welcomes Houston-based artist Hong Hong in a new free exhibition of her large-scale paper works on view now through July 25, 2021. In this site-responsive installation, The Mountain That Does Not Describe a Circle responds to the architecture of ASTC as both a support and a counterpoint for ideas of scale, visual perception, and experiential connection.

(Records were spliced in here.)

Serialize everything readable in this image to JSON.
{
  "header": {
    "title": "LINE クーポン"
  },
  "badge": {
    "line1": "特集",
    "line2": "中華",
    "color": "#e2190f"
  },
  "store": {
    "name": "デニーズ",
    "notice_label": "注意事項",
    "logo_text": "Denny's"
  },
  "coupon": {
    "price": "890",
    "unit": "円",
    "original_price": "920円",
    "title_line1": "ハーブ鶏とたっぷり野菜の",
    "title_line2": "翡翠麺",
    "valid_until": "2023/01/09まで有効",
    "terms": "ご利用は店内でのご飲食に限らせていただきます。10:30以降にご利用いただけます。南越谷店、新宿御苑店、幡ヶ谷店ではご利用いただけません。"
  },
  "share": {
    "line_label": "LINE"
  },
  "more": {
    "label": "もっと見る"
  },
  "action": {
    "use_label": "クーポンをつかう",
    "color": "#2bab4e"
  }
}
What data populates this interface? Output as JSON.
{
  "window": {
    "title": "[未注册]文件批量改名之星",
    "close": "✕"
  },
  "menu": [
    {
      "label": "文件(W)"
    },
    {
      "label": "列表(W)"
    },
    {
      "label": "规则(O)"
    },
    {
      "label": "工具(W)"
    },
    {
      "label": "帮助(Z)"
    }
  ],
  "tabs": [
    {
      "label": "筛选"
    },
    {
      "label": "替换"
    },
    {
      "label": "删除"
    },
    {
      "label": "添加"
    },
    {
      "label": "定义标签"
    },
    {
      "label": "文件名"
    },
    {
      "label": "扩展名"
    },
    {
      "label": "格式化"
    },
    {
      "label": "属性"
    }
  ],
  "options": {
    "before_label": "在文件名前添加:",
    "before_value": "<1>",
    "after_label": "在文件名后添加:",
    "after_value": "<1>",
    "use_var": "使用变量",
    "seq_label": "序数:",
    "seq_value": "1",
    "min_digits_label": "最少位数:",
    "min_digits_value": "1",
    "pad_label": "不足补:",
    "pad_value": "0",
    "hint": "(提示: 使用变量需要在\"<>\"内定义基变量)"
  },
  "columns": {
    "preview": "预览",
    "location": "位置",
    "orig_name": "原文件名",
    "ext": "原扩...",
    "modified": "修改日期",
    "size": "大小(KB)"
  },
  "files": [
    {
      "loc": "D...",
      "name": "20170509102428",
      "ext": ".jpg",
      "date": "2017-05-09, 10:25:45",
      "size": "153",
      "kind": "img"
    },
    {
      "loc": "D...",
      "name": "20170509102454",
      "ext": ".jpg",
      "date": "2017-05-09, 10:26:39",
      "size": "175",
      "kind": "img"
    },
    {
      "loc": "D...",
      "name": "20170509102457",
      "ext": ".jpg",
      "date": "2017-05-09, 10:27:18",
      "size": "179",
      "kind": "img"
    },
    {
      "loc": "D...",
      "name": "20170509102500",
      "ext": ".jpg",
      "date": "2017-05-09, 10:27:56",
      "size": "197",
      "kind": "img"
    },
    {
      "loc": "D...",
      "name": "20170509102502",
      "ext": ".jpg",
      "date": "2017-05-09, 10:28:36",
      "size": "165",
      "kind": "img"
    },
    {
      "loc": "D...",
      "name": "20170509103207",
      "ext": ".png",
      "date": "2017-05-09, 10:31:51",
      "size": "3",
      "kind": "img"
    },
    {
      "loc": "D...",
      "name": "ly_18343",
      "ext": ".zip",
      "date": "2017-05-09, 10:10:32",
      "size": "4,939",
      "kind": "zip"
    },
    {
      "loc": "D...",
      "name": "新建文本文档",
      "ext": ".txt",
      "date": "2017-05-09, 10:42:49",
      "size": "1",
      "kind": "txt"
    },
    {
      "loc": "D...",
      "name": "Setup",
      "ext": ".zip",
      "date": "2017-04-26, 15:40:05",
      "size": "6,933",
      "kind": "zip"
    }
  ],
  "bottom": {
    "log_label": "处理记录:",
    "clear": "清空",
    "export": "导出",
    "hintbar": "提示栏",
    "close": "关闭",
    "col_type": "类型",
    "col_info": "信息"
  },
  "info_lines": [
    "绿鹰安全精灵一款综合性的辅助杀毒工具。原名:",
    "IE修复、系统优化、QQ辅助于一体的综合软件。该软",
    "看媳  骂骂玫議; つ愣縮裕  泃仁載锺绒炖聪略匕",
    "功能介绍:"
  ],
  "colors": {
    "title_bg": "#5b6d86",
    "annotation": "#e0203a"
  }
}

The Mountain That Does Not Describe a Circle, which includes 25 works in 5 different installations, invites viewers to more deeply consider the material structure and surfaces of paper, its function, and its ability to communicate a broad range of information. While handwriting or printed text is on most of the paper we encounter, these works by Hong Hong feature mark-making of their own which can be read through the lens of gesture the gestures of the artist as she pours the paper pulp into the modular mould and deckle to make each large sheet of paper; arranging and layering the colored fibers to create specific shapes, lines, and textures; and affixing tape to the papers surface.
Using the inner bark harvested from mulberry trees, she cooks and then beats the bark by hand. With the addition of fiber-reactive dyes and water, a pulp is created which she pours into an immense single sheet outside under the open sky, adding successive layers as she circumambulates the horizontal frame. Once the water has sufficiently evaporated from the sheet, it is pulled off the mould and then immediately cut into two. This ritual process of creation, with its physical demands and cyclical patterns, grounds Hongs practice and opens a channel of communication between present and past, the artist and her ancestors, and the mundane and the divine.
Hong Hong (b. 1989, Hefei, China, lives and works in Houston) is an interdisciplinary artist whose practice spans craft, painting, performance, and earthwork. She immigrated with her family to North Dakota when she was ten years old. Hong earned her MFA from University of Georgia in 2014 and her BFA from the State University of New York in 2011. Since then, Hong has traveled to different locations across the United States to make site-responsive, monumental paper-works. These investigations have been exhibited in solo and group exhibitions at Crystal Bridges Museum of American Art, Georgia Museum of Art, Art League Houston, Penland School of Craft, Madison Museum of Fine Art, Pittsburgh Center for the Arts, Jewett Arts Center, and New Mexico History Museum. She has been commissioned to create public projects for Real Art Ways, Center for the Arts at Wesleyan University, and Artspace New Haven.
Hong is the recipient of fellowships and grants from MacDowell, Yaddo, National Endowment for the Arts, Foundation for Contemporary Arts, Vermont Studio Center, Connecticut Office for the Arts, Houston Center for Contemporary Craft, Greater Hartford Arts Council, and The Edward C. and Ann T. Roberts Foundation. Her work has been reviewed by Art21, Hyperallergic, Artnet News, Art New England, Virtual Asian American Art Museum, Southwest Contemporary, Hand Papermaking, Glasstire, Two Coats of Paint, and Yale Daily News. She has lectured and taught at the School of the Art Institute of Chicago, Wadsworth Atheneum Museum of Art, Women's Studio Workshop, Wellesley College, Hartford Art School, and University of Oregon.